● Problem to solve:
In the copy, include every entry exactly but none of the images.

● Raw data:
- - - - -

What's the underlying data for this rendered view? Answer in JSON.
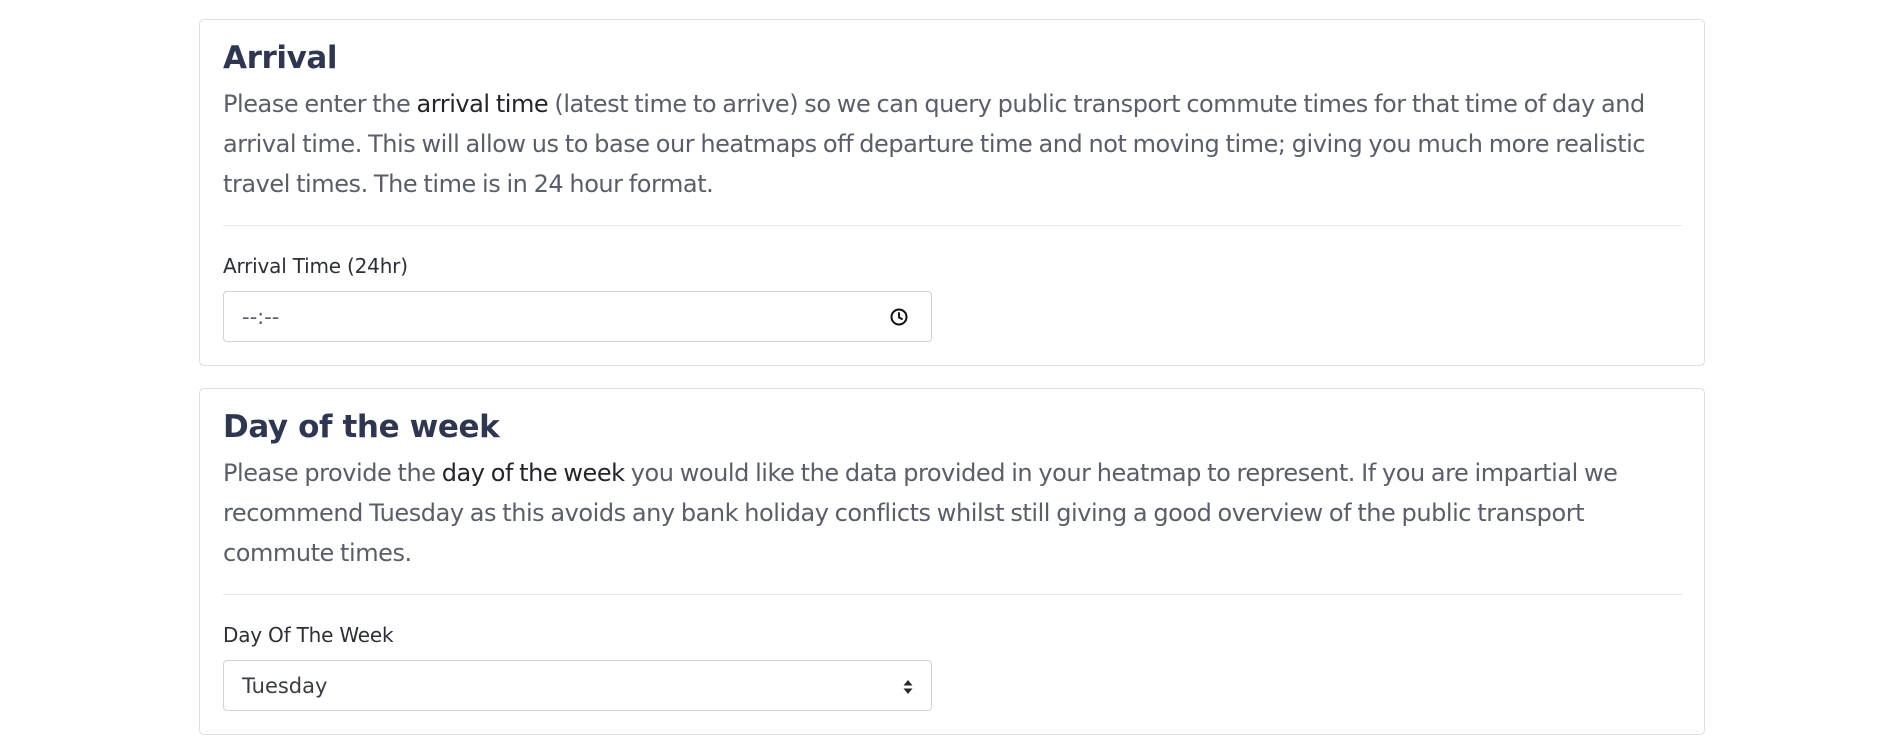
{
  "arrival": {
    "title": "Arrival",
    "desc_pre": "Please enter the ",
    "desc_strong": "arrival time",
    "desc_post": " (latest time to arrive) so we can query public transport commute times for that time of day and arrival time. This will allow us to base our heatmaps off departure time and not moving time; giving you much more realistic travel times. The time is in 24 hour format.",
    "field_label": "Arrival Time (24hr)",
    "input_placeholder": "--:--",
    "icon": "clock-icon"
  },
  "day_of_week": {
    "title": "Day of the week",
    "desc_pre": "Please provide the ",
    "desc_strong": "day of the week",
    "desc_post": " you would like the data provided in your heatmap to represent. If you are impartial we recommend Tuesday as this avoids any bank holiday conflicts whilst still giving a good overview of the public transport commute times.",
    "field_label": "Day Of The Week",
    "selected_value": "Tuesday",
    "icon": "select-arrows-icon"
  },
  "colors": {
    "title": "#2e3653",
    "body_text": "#5a5e69",
    "emphasis": "#23252b",
    "border": "#dcdfe3"
  }
}
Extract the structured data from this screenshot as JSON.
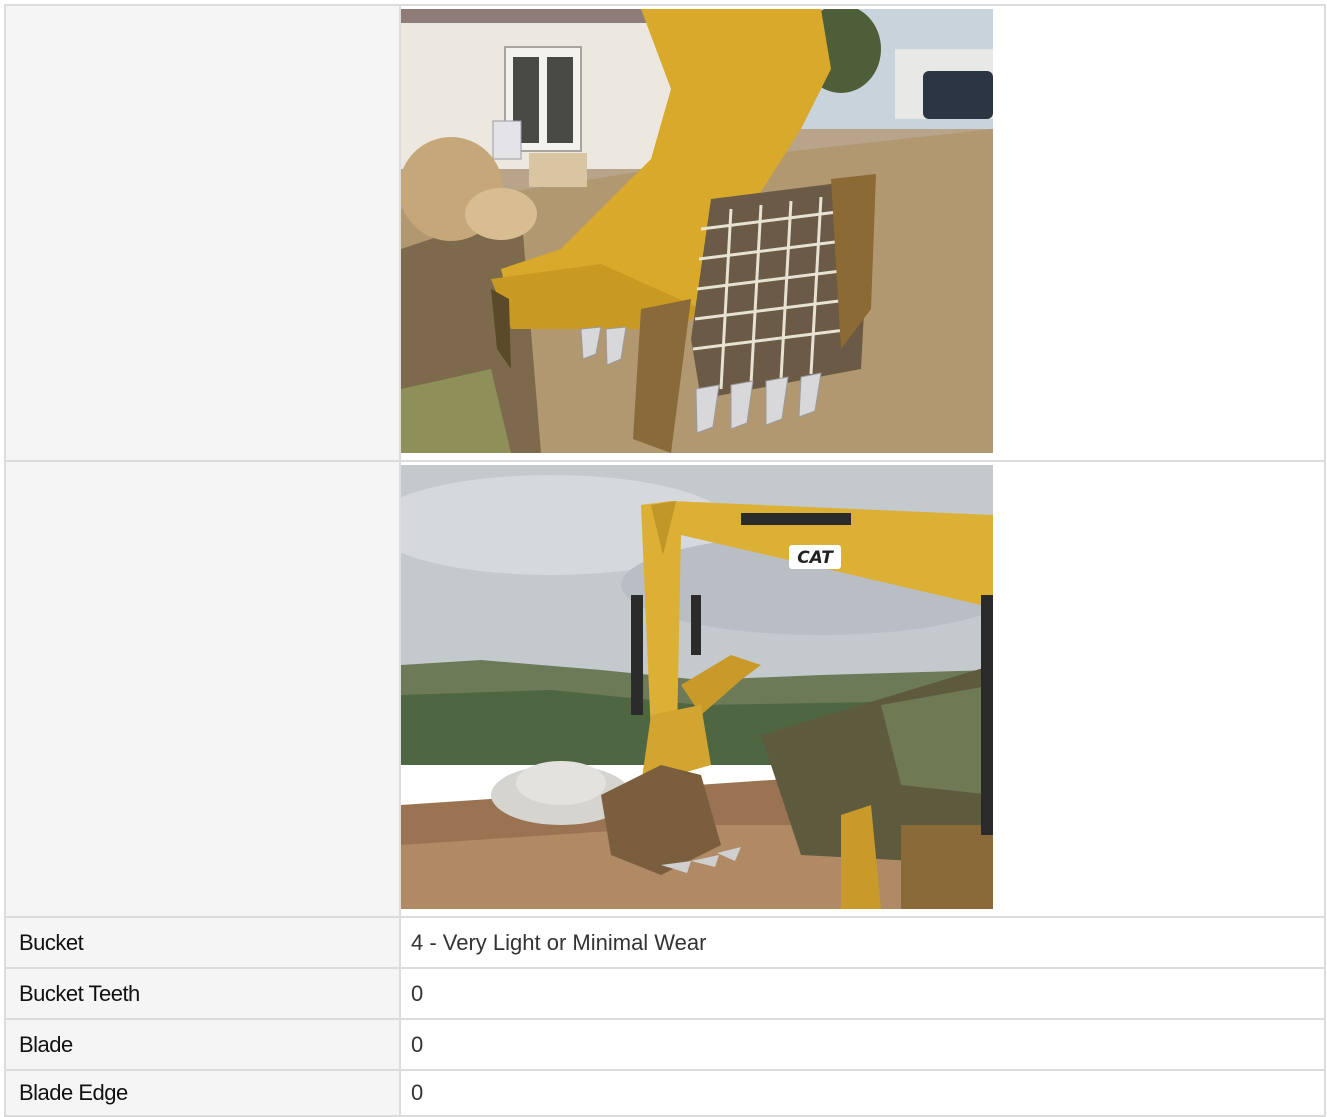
{
  "rows": [
    {
      "label": "Bucket",
      "value": "4 - Very Light or Minimal Wear"
    },
    {
      "label": "Bucket Teeth",
      "value": "0"
    },
    {
      "label": "Blade",
      "value": "0"
    },
    {
      "label": "Blade Edge",
      "value": "0"
    }
  ],
  "brand_colors": {
    "cat_yellow": "#E0B030",
    "border": "#DCDCDC",
    "label_bg": "#F5F5F5"
  },
  "logo_text": "CAT"
}
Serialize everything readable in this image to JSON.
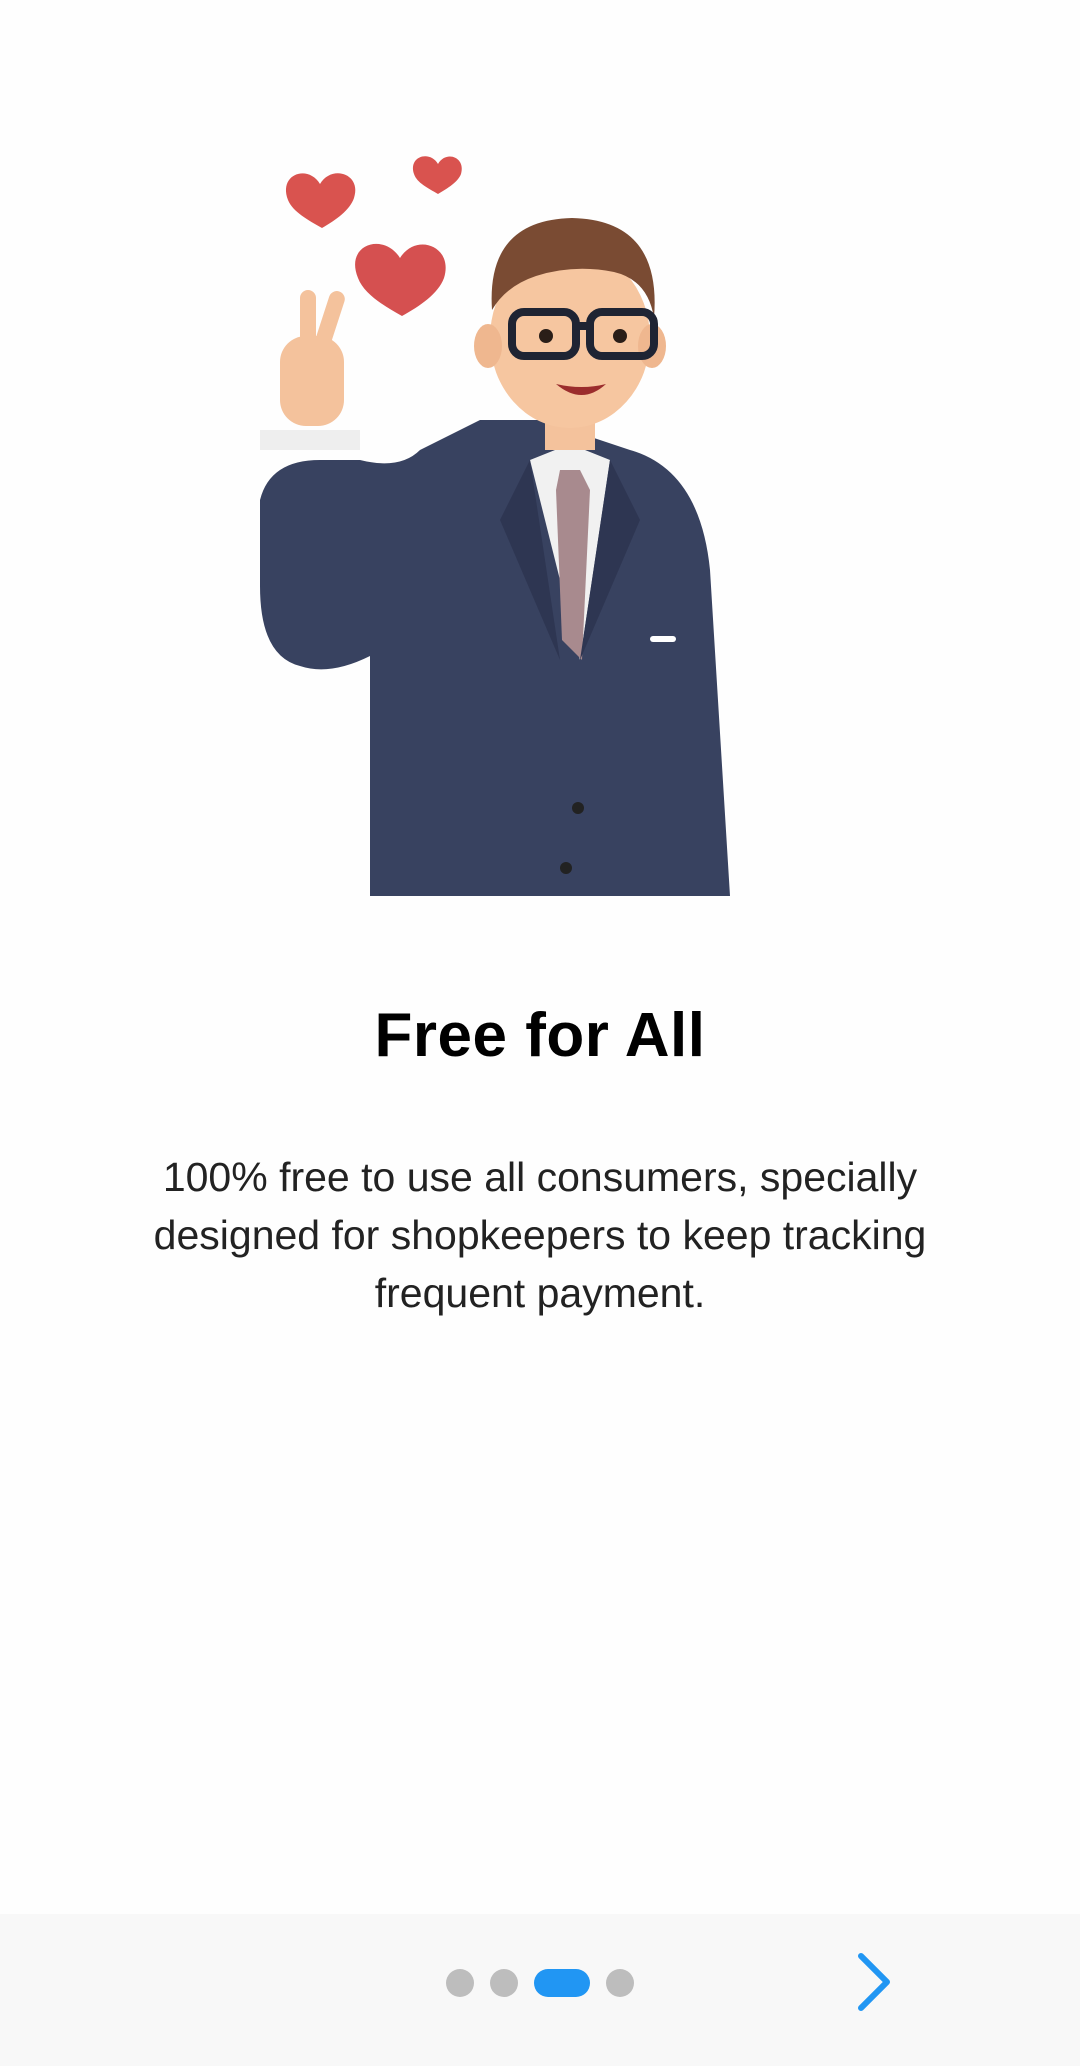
{
  "onboarding": {
    "title": "Free for All",
    "description": "100% free to use all consumers, specially designed for shopkeepers to keep tracking frequent payment.",
    "illustration_icon": "waving-businessman-illustration"
  },
  "pager": {
    "page_count": 4,
    "current_page": 3
  },
  "navigation": {
    "next_icon": "chevron-right-icon"
  },
  "colors": {
    "accent": "#2196f3",
    "dot_inactive": "#bdbdbd",
    "bottom_bar": "#f8f8f8",
    "heart": "#d9534f"
  }
}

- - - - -

● Expected answer:
What's the underlying data for this rendered view? Answer in JSON.
{
  "arrival": {
    "title": "Arrival",
    "desc_pre": "Please enter the ",
    "desc_strong": "arrival time",
    "desc_post": " (latest time to arrive) so we can query public transport commute times for that time of day and arrival time. This will allow us to base our heatmaps off departure time and not moving time; giving you much more realistic travel times. The time is in 24 hour format.",
    "field_label": "Arrival Time (24hr)",
    "input_placeholder": "--:--",
    "icon": "clock-icon"
  },
  "day_of_week": {
    "title": "Day of the week",
    "desc_pre": "Please provide the ",
    "desc_strong": "day of the week",
    "desc_post": " you would like the data provided in your heatmap to represent. If you are impartial we recommend Tuesday as this avoids any bank holiday conflicts whilst still giving a good overview of the public transport commute times.",
    "field_label": "Day Of The Week",
    "selected_value": "Tuesday",
    "icon": "select-arrows-icon"
  },
  "colors": {
    "title": "#2e3653",
    "body_text": "#5a5e69",
    "emphasis": "#23252b",
    "border": "#dcdfe3"
  }
}
Extract the structured data from this screenshot as JSON.
{
  "rows": [
    {
      "label": "Bucket",
      "value": "4 - Very Light or Minimal Wear"
    },
    {
      "label": "Bucket Teeth",
      "value": "0"
    },
    {
      "label": "Blade",
      "value": "0"
    },
    {
      "label": "Blade Edge",
      "value": "0"
    }
  ],
  "brand_colors": {
    "cat_yellow": "#E0B030",
    "border": "#DCDCDC",
    "label_bg": "#F5F5F5"
  },
  "logo_text": "CAT"
}
Serialize everything readable in this image to JSON.
{
  "onboarding": {
    "title": "Free for All",
    "description": "100% free to use all consumers, specially designed for shopkeepers to keep tracking frequent payment.",
    "illustration_icon": "waving-businessman-illustration"
  },
  "pager": {
    "page_count": 4,
    "current_page": 3
  },
  "navigation": {
    "next_icon": "chevron-right-icon"
  },
  "colors": {
    "accent": "#2196f3",
    "dot_inactive": "#bdbdbd",
    "bottom_bar": "#f8f8f8",
    "heart": "#d9534f"
  }
}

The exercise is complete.